Carpenter’s size allows him to hold up well against the run. His technique could use some work and he needs to get stronger, but there is no denying the stats he put up as a Buckeye (over 200 tackles in 26 starts). When he gets his hands on a ball-carrier the play is over. Lets blockers get into his body, but that can be rectified with coaching at the pro level.
Against the pass –
For a man his size, Carpenter has excellent hips to turn and run with tight ends and backs in man-to-man coverage. Gets very deep on his drops and shows good instincts in space. As an edge pass-rusher, Carpenter shows a good burst to get to the quarterback and a solid spin move. Needs to work on more moves to be successful at the pro level, but has good instincts as a blitzer.
Roster impact on Seattle –
Because he may need a year or two to become a quality starter, he wouldn’t be wasted on the bench as a valued backup and special teams demon. The signing of Julian Peterson allows the Hawks the luxury of keeping Leroy Hill at strongside linebacker or bringing him off the bench as a situational blitzer. Carpenter would be an ideal fit on the strongside for Seattle if that is way they decided to go.
Final Analysis –
It’s debatable whether the Hawks will even look at a linebacker early enough in the draft to select a player with Carpenter’s ability. He runs well, is a leader and plays with a lot of passion. Carpenter is currently earning 2nd round grades and because he’s still recovering from a broken ankle suffered in November, teams may be a tad leery about selecting him in the early part of the second round even though he appears to be fully recovered. If he were to fall to the late second round the Hawks could take a look at him, but there is a good chance he will be gone before the 63rd overall selection.
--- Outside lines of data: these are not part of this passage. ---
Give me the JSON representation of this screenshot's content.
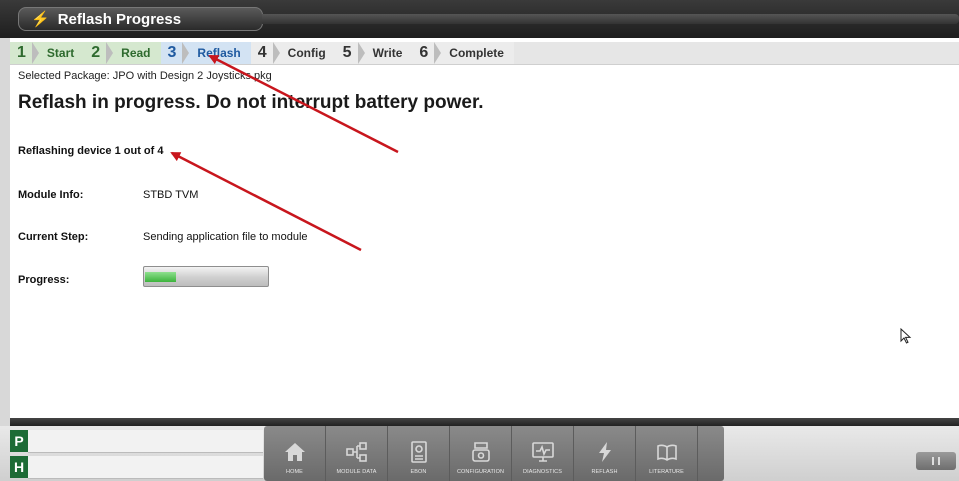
{
  "window": {
    "title": "Reflash Progress",
    "title_icon": "lightning-bolt-icon"
  },
  "steps": [
    {
      "num": "1",
      "label": "Start",
      "state": "done"
    },
    {
      "num": "2",
      "label": "Read",
      "state": "done"
    },
    {
      "num": "3",
      "label": "Reflash",
      "state": "active"
    },
    {
      "num": "4",
      "label": "Config",
      "state": "pending"
    },
    {
      "num": "5",
      "label": "Write",
      "state": "pending"
    },
    {
      "num": "6",
      "label": "Complete",
      "state": "pending"
    }
  ],
  "selected_package": "Selected Package: JPO with Design 2 Joysticks.pkg",
  "headline": "Reflash in progress. Do not interrupt battery power.",
  "status": "Reflashing device 1 out of 4",
  "module_info": {
    "label": "Module Info:",
    "value": "STBD TVM"
  },
  "current_step": {
    "label": "Current Step:",
    "value": "Sending application file to module"
  },
  "progress": {
    "label": "Progress:",
    "fraction": 0.25
  },
  "sidebar_letters": [
    "P",
    "H"
  ],
  "nav": [
    {
      "label": "HOME",
      "icon": "home-icon"
    },
    {
      "label": "MODULE DATA",
      "icon": "module-data-icon"
    },
    {
      "label": "EBON",
      "icon": "ebon-icon"
    },
    {
      "label": "CONFIGURATION",
      "icon": "configuration-icon"
    },
    {
      "label": "DIAGNOSTICS",
      "icon": "diagnostics-icon"
    },
    {
      "label": "REFLASH",
      "icon": "reflash-icon"
    },
    {
      "label": "LITERATURE",
      "icon": "literature-icon"
    }
  ],
  "colors": {
    "done_green": "#2e6a2e",
    "active_blue": "#1f5aa0",
    "progress_green": "#3cb33c",
    "annotation_red": "#c8161d"
  }
}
Scott Eklund writes and reports for Seahawks.NET and Dawgman.com. Feel free to contact him at firstname.lastname@example.org.